Stored data:
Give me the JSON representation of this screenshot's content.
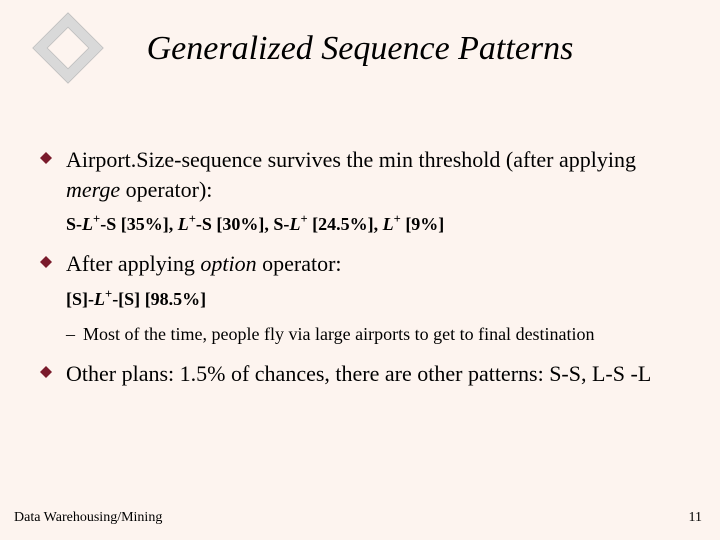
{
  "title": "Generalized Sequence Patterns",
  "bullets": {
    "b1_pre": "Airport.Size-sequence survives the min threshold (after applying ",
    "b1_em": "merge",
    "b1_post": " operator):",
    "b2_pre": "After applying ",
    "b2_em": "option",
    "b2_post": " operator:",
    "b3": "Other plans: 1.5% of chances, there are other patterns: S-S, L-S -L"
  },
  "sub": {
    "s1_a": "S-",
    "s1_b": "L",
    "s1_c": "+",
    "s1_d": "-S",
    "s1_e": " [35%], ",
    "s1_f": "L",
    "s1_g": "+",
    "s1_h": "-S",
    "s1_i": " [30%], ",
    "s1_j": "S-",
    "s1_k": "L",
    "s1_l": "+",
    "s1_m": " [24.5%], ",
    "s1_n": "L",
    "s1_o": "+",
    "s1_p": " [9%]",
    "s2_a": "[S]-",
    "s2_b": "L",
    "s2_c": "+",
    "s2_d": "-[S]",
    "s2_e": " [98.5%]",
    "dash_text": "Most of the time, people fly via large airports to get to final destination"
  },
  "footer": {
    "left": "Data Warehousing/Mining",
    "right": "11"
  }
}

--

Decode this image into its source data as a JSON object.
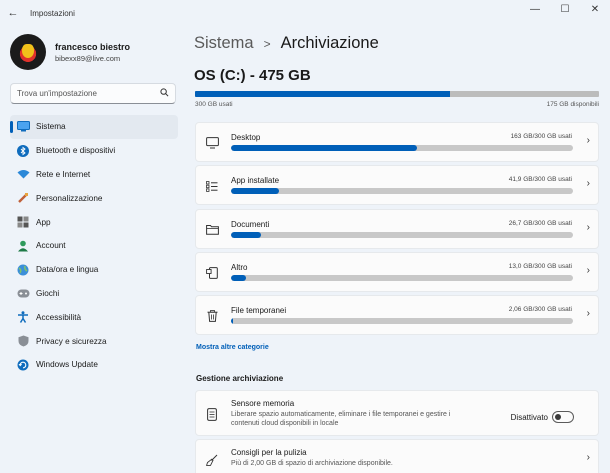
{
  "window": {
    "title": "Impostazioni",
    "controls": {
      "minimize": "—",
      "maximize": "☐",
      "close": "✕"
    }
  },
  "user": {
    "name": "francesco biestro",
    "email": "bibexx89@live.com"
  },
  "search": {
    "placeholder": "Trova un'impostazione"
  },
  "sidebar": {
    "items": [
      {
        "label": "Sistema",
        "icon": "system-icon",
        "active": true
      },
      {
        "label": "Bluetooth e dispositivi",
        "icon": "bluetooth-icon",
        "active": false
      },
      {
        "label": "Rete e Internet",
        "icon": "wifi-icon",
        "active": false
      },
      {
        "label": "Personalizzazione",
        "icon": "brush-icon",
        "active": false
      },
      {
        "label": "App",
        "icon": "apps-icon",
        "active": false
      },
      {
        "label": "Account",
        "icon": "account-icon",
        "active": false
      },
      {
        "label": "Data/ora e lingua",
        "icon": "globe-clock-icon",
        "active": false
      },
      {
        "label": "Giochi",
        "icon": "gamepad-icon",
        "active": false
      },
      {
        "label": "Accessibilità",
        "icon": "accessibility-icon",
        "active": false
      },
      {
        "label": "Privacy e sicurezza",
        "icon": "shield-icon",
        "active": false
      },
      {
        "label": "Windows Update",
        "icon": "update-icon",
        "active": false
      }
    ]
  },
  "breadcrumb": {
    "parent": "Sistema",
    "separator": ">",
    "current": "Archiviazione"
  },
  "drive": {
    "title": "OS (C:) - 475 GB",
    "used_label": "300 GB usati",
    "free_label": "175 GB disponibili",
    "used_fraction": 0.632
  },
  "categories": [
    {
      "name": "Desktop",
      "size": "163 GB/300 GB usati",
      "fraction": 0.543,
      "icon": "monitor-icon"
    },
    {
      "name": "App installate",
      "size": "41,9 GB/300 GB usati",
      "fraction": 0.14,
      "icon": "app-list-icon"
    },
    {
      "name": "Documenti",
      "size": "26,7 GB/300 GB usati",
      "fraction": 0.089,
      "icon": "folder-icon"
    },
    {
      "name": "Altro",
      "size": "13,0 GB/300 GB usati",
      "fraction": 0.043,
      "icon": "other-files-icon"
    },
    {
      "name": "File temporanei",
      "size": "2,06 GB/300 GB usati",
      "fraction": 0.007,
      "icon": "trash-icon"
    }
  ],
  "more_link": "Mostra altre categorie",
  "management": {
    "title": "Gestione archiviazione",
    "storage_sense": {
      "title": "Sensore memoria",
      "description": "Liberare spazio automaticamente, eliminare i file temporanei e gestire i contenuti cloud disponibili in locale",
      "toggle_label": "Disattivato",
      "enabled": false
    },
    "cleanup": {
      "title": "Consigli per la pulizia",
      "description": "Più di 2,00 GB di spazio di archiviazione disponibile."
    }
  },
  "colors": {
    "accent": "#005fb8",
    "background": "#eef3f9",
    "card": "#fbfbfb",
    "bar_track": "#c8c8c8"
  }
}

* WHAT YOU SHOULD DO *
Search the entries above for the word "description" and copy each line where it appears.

* SOLUTION FOR THIS TASK *
      "description": "Liberare spazio automaticamente, eliminare i file temporanei e gestire i contenuti cloud disponibili in locale",
      "description": "Più di 2,00 GB di spazio di archiviazione disponibile."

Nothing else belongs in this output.